The answer must be a single number: the count of lines in the listing that hold the string "value".

- Opening Delimiter -

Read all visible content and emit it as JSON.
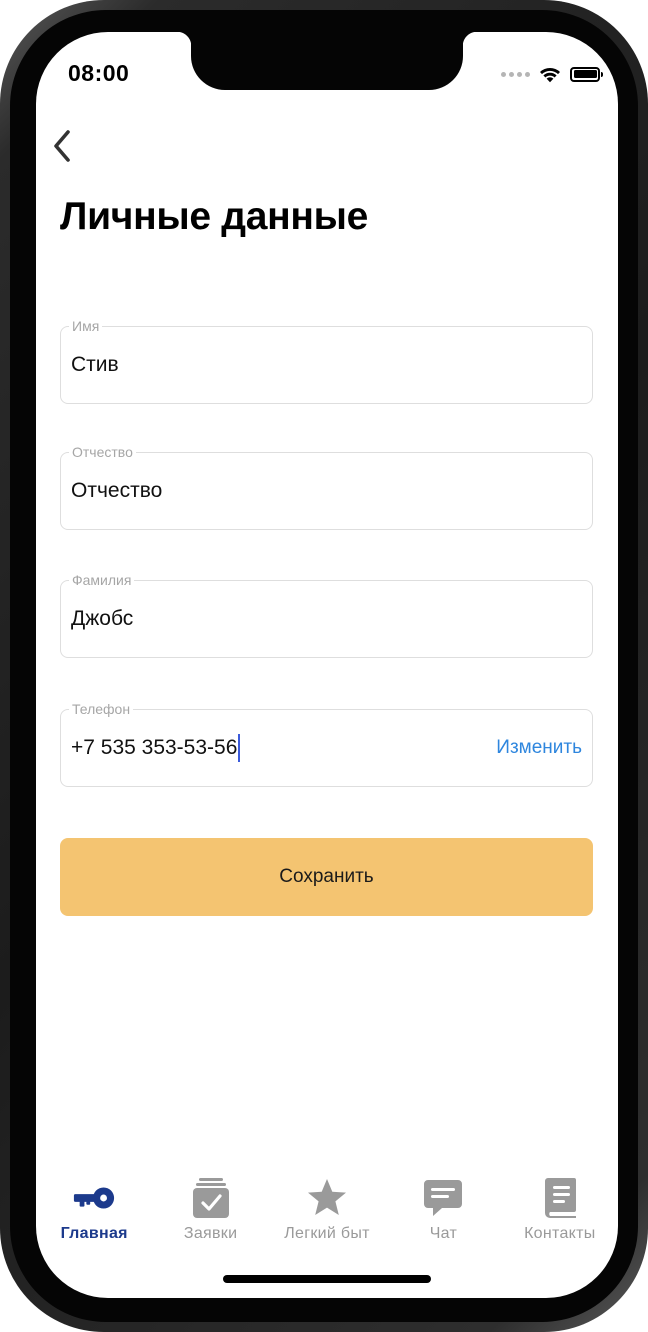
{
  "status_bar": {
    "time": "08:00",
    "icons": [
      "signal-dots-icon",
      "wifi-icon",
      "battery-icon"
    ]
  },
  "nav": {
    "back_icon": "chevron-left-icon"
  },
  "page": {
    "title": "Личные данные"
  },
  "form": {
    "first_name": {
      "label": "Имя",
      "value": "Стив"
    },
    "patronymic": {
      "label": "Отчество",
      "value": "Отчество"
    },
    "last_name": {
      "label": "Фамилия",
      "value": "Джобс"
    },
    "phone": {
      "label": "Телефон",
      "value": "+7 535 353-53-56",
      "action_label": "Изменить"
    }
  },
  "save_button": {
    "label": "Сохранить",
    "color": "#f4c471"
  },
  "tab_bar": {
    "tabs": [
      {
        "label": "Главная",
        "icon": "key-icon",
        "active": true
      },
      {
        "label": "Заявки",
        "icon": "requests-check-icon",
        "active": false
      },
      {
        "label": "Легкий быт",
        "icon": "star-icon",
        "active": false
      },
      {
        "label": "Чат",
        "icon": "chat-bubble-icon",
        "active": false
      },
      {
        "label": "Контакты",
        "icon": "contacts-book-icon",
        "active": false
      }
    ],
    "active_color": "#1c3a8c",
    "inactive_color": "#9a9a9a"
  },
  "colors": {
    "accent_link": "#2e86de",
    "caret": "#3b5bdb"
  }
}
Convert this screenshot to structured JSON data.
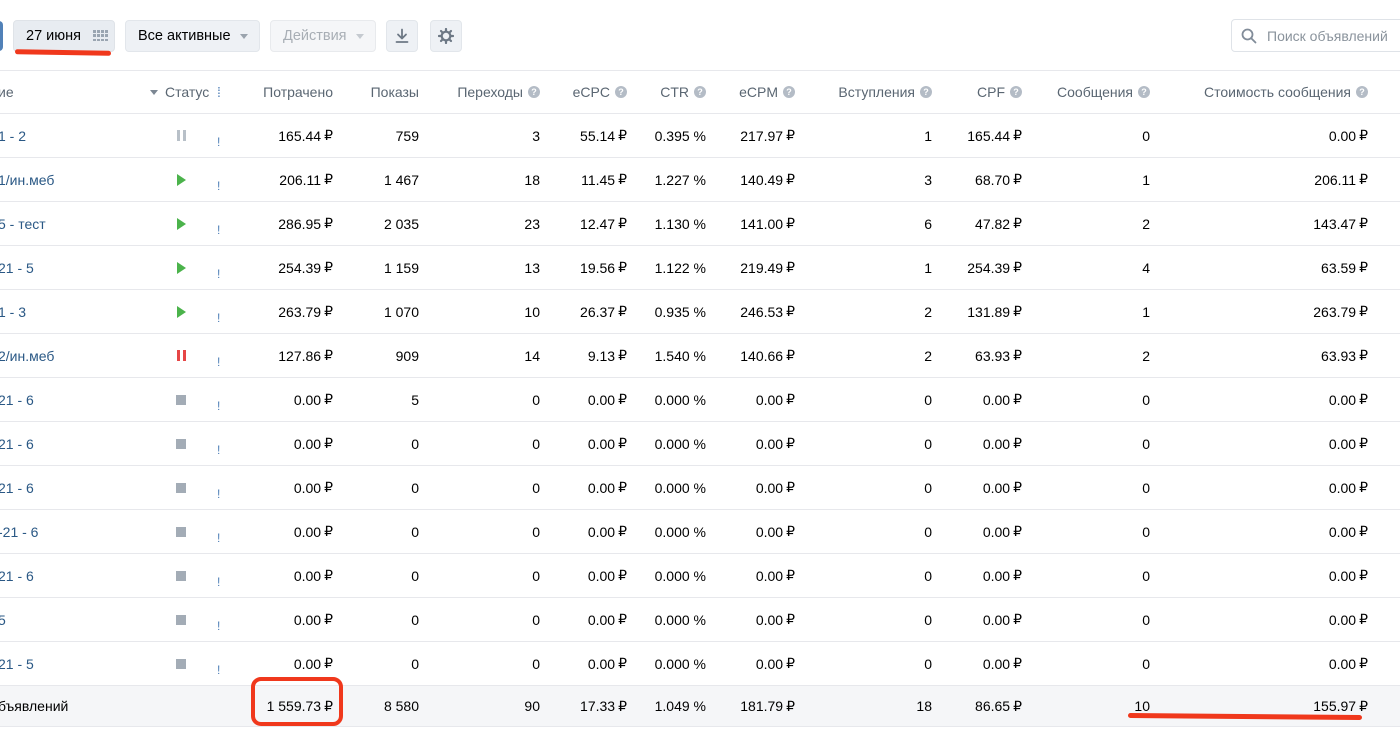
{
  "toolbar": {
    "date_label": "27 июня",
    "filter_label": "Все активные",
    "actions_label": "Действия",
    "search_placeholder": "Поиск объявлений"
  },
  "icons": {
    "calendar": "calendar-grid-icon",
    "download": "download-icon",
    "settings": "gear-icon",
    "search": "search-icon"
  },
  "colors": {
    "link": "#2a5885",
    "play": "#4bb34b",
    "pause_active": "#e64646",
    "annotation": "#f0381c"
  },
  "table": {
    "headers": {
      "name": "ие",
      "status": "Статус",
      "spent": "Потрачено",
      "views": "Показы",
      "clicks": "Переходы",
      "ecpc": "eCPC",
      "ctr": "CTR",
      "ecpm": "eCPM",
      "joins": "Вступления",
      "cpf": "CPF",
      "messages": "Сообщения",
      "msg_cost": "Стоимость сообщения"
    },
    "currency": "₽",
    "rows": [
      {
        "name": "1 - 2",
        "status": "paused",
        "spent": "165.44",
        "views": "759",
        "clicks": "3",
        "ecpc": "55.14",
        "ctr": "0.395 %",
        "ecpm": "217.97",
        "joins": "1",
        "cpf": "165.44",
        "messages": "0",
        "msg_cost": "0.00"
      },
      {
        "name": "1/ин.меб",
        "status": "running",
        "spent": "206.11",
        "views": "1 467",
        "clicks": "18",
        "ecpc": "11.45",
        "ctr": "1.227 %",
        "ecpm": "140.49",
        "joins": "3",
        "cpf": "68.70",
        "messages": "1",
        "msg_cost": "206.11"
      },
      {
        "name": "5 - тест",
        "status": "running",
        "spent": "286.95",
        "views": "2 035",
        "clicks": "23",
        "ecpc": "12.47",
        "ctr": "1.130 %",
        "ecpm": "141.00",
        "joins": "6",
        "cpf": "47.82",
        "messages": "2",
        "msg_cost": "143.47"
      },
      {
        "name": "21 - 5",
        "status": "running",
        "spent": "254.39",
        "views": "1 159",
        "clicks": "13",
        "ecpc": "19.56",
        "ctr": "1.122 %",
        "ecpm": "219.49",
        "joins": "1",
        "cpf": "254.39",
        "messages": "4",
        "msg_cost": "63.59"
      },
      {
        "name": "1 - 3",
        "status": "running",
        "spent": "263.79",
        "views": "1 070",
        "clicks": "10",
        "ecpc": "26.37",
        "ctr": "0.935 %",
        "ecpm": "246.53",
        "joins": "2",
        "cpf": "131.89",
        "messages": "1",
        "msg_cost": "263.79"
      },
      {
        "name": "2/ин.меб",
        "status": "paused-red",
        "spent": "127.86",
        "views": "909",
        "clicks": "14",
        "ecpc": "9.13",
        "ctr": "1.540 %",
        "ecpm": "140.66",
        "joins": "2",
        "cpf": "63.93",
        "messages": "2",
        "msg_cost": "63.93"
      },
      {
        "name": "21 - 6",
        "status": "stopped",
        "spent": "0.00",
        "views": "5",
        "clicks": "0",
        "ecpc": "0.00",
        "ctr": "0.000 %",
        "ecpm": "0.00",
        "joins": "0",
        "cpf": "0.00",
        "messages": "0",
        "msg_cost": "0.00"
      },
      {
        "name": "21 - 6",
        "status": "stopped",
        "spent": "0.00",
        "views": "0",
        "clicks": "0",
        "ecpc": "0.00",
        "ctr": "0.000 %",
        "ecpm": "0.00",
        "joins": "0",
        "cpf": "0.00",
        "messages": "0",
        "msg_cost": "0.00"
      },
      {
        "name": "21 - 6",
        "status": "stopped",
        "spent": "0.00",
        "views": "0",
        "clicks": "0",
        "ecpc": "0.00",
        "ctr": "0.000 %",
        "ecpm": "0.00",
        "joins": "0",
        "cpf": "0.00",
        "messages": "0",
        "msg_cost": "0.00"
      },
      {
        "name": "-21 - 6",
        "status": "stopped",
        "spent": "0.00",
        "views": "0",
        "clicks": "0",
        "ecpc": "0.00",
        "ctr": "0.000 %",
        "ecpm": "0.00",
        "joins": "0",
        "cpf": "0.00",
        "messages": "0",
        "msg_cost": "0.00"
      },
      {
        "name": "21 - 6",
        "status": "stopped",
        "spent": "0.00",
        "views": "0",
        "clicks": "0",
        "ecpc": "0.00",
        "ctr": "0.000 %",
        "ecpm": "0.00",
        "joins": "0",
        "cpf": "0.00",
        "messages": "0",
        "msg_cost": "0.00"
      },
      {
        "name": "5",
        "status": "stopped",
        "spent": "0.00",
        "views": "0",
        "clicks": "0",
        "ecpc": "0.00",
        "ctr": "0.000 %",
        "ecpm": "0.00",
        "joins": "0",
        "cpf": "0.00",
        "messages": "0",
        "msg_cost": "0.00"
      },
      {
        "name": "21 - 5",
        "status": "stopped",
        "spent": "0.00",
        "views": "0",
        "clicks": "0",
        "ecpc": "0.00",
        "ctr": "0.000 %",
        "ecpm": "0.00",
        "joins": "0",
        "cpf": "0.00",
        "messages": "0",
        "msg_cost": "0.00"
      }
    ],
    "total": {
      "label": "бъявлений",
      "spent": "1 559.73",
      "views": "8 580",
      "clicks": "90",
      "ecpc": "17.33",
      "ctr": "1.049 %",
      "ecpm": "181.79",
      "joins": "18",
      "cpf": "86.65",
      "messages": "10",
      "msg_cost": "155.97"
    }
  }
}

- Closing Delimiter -

> _Your solution_: 4